Trust me, Smith is already wealthy. He did not perpetrate a PR stunt to get himself ridiculed in order to add to his pile of money.
Trust me when I tell you that the fat kid inside you never dies. I have experience with this. I accompanied my girlfriend and her mother to Maui about 20 years ago. They wanted to take a horse trail ride that included a ride along a beach.
Doesn’t that sound great?
It was, until we got there and we were informed in front of the other customers that there was a 250-pound weight limit. No problem for my skinny girlfriend or her mother. But I knew it wasn’t going to be a good day for me. They took me behind the counter to the scale and with a polite “I’m sorry” left another emotional scar.
I refused to let my weight ruin everyone’s day and sent the other two out onto the trail while I sat in the gift shop staring at the shirts and postcards for a couple of hours.
I know how Smith felt.
No matter what you do in life or how many days a week you work out or how much weight you lose, the fat kid remains alive and well between your ears.
When you stand up to speak to a group, you know what they are thinking about you. You make a point of not eating in public: Skinny people who eat a lot are hungry, overweight people who eat a lot are gluttonous.
Even in my limited exposure to fame as a columnist, I deal with comments that seem to say I would have a good point, if I weren’t fat.
One example from a newspaper in Connecticut came from a comment on a satirical column I wrote about Santa being a bad influence because of his weight. The commenter said, “Mr. Bush, You will be okay for perhaps the next ten years. Hearts and knees can only take so much stress. Good luck until the bad luck shows up.”
This was from a man who has never seen me in person.
His only image comes from a mug shot of me taken on my first day of work at the Augusta Daily Gazette in an outfit that, in hindsight, portrayed me either as a funeral director or as the new alien fighting partner for Tommy Lee Jones and Will Smith.
That didn’t stop him from supposing what my health status must be.
He was wrong.

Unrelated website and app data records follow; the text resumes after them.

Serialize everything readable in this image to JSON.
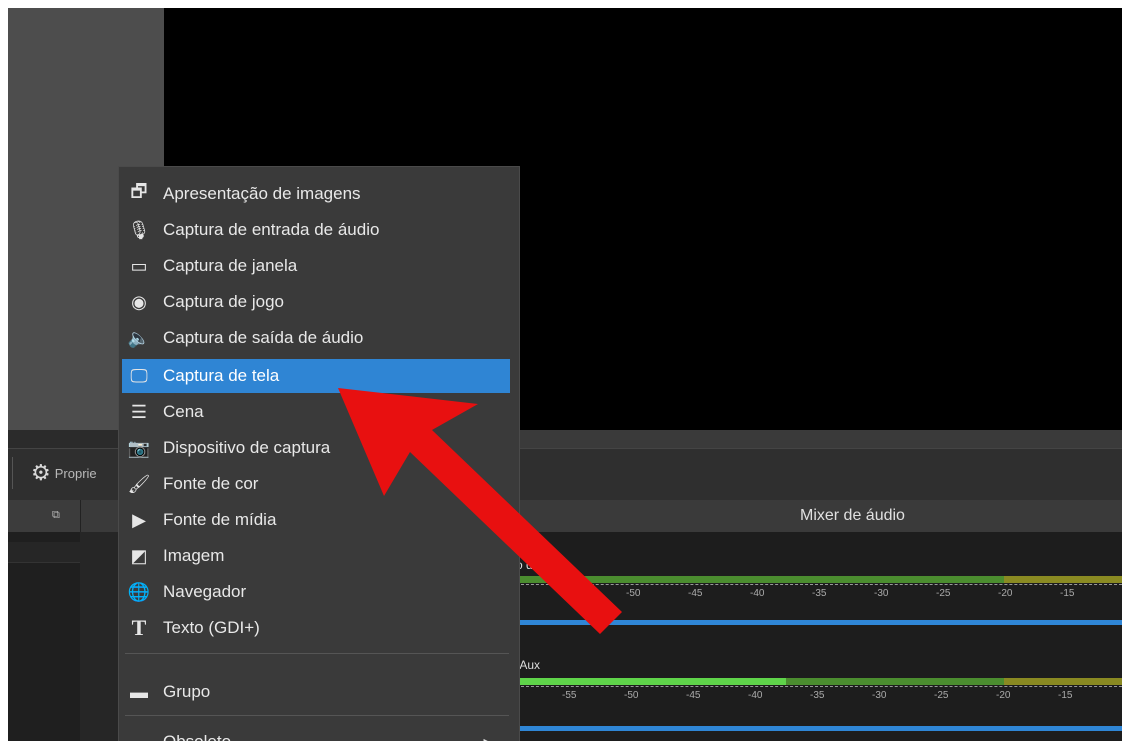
{
  "toolbar": {
    "properties_label": "Proprie"
  },
  "mixer": {
    "title": "Mixer de áudio",
    "tracks": [
      {
        "label": "o desktop",
        "ticks": [
          "-50",
          "-45",
          "-40",
          "-35",
          "-30",
          "-25",
          "-20",
          "-15"
        ]
      },
      {
        "label": "/Aux",
        "ticks": [
          "-55",
          "-50",
          "-45",
          "-40",
          "-35",
          "-30",
          "-25",
          "-20",
          "-15"
        ]
      }
    ]
  },
  "menu": {
    "items": [
      {
        "label": "Apresentação de imagens",
        "icon": "slideshow-icon"
      },
      {
        "label": "Captura de entrada de áudio",
        "icon": "microphone-icon"
      },
      {
        "label": "Captura de janela",
        "icon": "window-icon"
      },
      {
        "label": "Captura de jogo",
        "icon": "gamepad-icon"
      },
      {
        "label": "Captura de saída de áudio",
        "icon": "speaker-icon"
      },
      {
        "label": "Captura de tela",
        "icon": "monitor-icon",
        "selected": true
      },
      {
        "label": "Cena",
        "icon": "list-icon"
      },
      {
        "label": "Dispositivo de captura",
        "icon": "camera-icon"
      },
      {
        "label": "Fonte de cor",
        "icon": "brush-icon"
      },
      {
        "label": "Fonte de mídia",
        "icon": "play-icon"
      },
      {
        "label": "Imagem",
        "icon": "image-icon"
      },
      {
        "label": "Navegador",
        "icon": "globe-icon"
      },
      {
        "label": "Texto (GDI+)",
        "icon": "text-icon"
      },
      {
        "label": "Grupo",
        "icon": "folder-icon"
      },
      {
        "label": "Obsoleto",
        "icon": ""
      }
    ]
  },
  "colors": {
    "selection": "#2f85d4",
    "arrow": "#e81010",
    "meter_green": "#5fd44a",
    "volume_blue": "#2f86d6"
  }
}
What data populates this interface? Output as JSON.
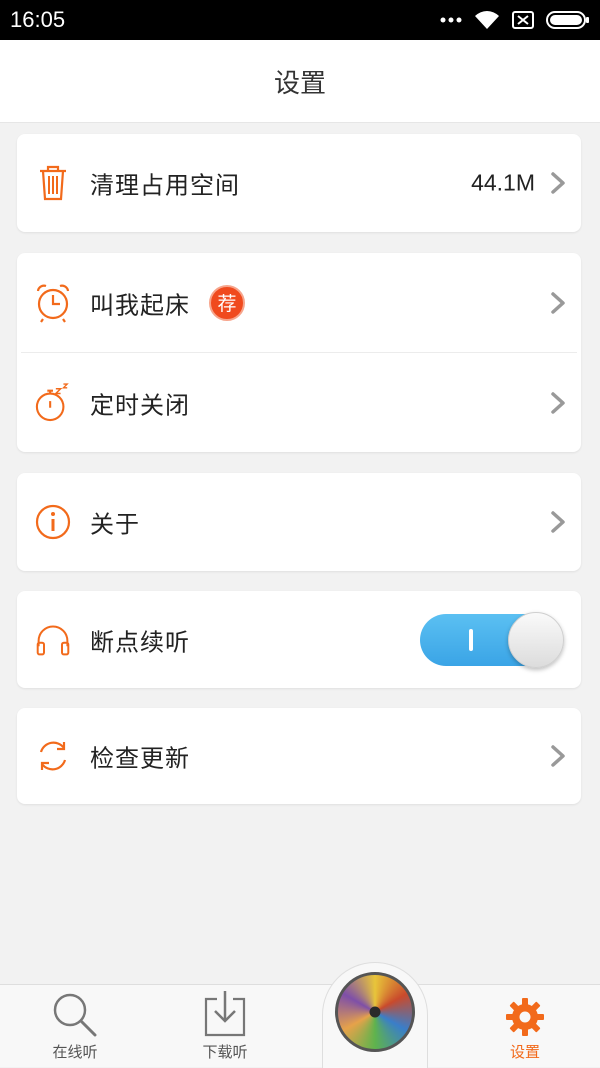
{
  "status_bar": {
    "time": "16:05",
    "icons": [
      "more-dots-icon",
      "wifi-icon",
      "sim-off-icon",
      "battery-icon"
    ]
  },
  "header": {
    "title": "设置"
  },
  "settings": {
    "clear_cache": {
      "label": "清理占用空间",
      "value": "44.1M",
      "icon": "trash-icon"
    },
    "alarm": {
      "label": "叫我起床",
      "badge": "荐",
      "icon": "alarm-clock-icon"
    },
    "sleep_timer": {
      "label": "定时关闭",
      "icon": "stopwatch-zz-icon"
    },
    "about": {
      "label": "关于",
      "icon": "info-icon"
    },
    "resume_play": {
      "label": "断点续听",
      "icon": "headphones-icon",
      "enabled": true
    },
    "check_update": {
      "label": "检查更新",
      "icon": "refresh-icon"
    }
  },
  "tab_bar": {
    "tabs": [
      {
        "label": "在线听",
        "icon": "search-icon",
        "active": false
      },
      {
        "label": "下载听",
        "icon": "download-icon",
        "active": false
      },
      {
        "label": "设置",
        "icon": "gear-icon",
        "active": true
      }
    ],
    "player_icon": "now-playing-cover"
  },
  "colors": {
    "accent": "#f26a1b",
    "toggle_on": "#3aa4e6",
    "badge": "#f04a1e",
    "background": "#f2f2f2"
  }
}
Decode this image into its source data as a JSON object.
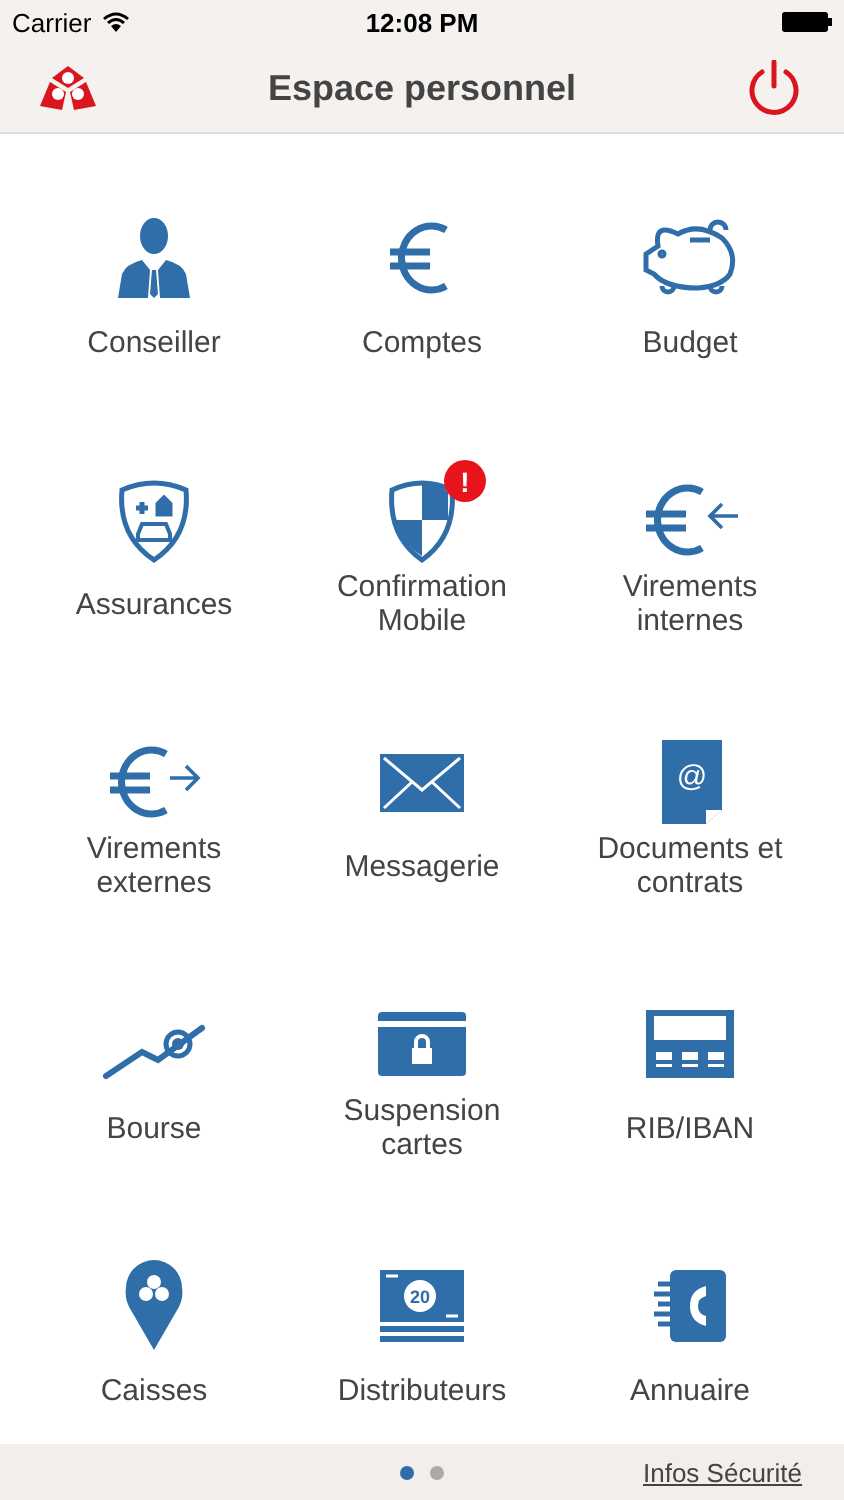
{
  "status_bar": {
    "carrier": "Carrier",
    "time": "12:08 PM"
  },
  "nav": {
    "title": "Espace personnel"
  },
  "tiles": [
    {
      "label": "Conseiller"
    },
    {
      "label": "Comptes"
    },
    {
      "label": "Budget"
    },
    {
      "label": "Assurances"
    },
    {
      "label": "Confirmation Mobile",
      "badge": "!"
    },
    {
      "label": "Virements internes"
    },
    {
      "label": "Virements externes"
    },
    {
      "label": "Messagerie"
    },
    {
      "label": "Documents et contrats",
      "icon_text": "@"
    },
    {
      "label": "Bourse"
    },
    {
      "label": "Suspension cartes"
    },
    {
      "label": "RIB/IBAN"
    },
    {
      "label": "Caisses"
    },
    {
      "label": "Distributeurs",
      "icon_text": "20"
    },
    {
      "label": "Annuaire"
    }
  ],
  "pages": [
    {
      "selected": true
    },
    {
      "selected": false
    }
  ],
  "footer": {
    "link": "Infos Sécurité"
  }
}
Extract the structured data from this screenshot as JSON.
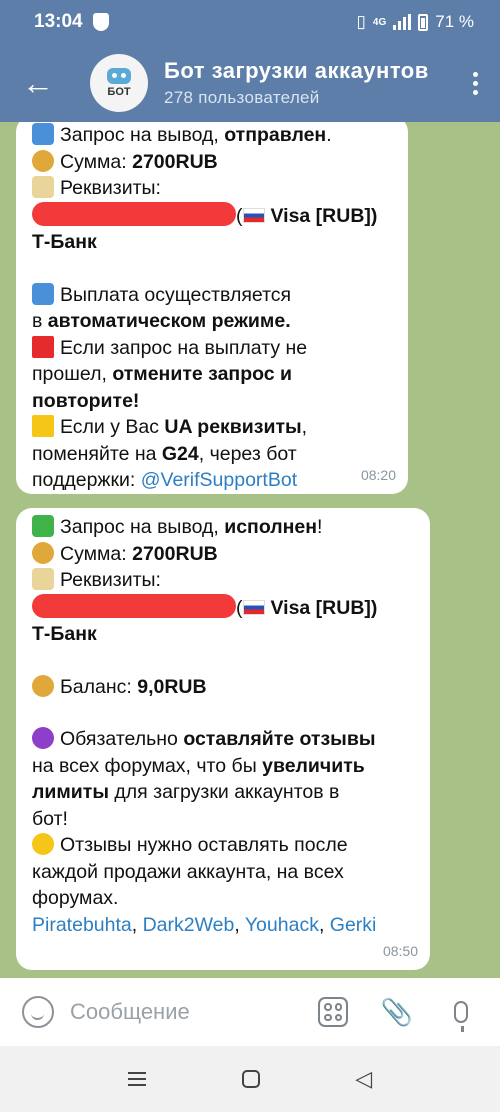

But the point is if I were black, homosexual or had a mentally challenged child, he would never use those factors in personally derogatory comments.
Kevin Smith tried to point out in a blog that he was mostly upset because he was removed from the plane even though he had passed the test for SWA’s policy.
“Pathetic, right? Grasping at any dignity straws. But that’s what you do when you’re kinda stripped of your dignity,” he wrote.
That’s the same feeling millions of people have every day.
Obesity is a problem and sometimes a lifestyle change and extra self-discipline help. Sometimes, the solution will require far more extreme measures.
No matter, being overweight is no reason to strip a person of their dignity or single them out for ridicule.
Society needs an overhaul.
Maybe then, magazine editors wouldn’t feel the need to airbrush the hips off of a size zero model.
Kent Bush is publisher of the Augusta Gazette in Augusta, Kan. Contact him at firstname.lastname@example.org.